(Stored data)
* * * * * * *

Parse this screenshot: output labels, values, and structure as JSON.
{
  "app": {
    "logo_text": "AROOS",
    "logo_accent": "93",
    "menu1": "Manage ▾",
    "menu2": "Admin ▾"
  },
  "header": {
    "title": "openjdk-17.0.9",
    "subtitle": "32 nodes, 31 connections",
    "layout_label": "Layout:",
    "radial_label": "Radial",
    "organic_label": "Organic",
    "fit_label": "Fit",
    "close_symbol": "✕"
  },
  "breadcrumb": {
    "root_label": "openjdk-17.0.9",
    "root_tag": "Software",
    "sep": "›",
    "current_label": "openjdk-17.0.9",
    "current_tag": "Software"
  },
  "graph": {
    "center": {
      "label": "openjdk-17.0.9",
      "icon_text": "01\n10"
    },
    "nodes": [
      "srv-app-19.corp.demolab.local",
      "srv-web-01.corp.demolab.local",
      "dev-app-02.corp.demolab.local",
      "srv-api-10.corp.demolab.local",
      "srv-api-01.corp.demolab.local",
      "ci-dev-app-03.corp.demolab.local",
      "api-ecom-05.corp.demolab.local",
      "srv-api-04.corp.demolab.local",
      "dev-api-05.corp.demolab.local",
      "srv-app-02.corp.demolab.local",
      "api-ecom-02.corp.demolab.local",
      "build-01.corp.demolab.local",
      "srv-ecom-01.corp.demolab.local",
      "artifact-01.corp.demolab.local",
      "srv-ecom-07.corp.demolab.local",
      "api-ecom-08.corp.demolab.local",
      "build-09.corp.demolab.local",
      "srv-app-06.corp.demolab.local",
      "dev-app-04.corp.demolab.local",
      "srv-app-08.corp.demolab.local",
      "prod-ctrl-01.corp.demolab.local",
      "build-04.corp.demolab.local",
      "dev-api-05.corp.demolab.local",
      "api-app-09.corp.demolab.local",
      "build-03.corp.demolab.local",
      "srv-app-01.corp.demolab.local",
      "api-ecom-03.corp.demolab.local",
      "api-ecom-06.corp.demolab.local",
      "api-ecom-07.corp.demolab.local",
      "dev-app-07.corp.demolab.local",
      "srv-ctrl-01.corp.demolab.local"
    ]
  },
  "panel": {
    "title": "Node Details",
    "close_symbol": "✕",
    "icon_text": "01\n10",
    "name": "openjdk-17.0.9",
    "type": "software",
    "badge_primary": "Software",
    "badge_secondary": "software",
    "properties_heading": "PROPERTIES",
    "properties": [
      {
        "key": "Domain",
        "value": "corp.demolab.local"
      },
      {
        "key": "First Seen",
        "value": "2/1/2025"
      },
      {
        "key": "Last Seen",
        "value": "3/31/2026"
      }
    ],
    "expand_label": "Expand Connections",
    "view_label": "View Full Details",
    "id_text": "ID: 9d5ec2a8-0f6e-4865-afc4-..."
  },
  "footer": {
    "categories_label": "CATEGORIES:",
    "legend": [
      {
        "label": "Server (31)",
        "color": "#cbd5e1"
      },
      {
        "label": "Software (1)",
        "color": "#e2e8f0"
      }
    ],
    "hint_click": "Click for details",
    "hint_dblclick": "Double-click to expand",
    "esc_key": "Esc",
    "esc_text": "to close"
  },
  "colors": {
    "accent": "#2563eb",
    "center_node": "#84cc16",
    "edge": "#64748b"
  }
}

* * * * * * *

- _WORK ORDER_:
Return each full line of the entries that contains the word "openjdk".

- _RESPONSE FOR THIS EXERCISE_:
    "title": "openjdk-17.0.9",
    "root_label": "openjdk-17.0.9",
    "current_label": "openjdk-17.0.9",
      "label": "openjdk-17.0.9",
    "name": "openjdk-17.0.9",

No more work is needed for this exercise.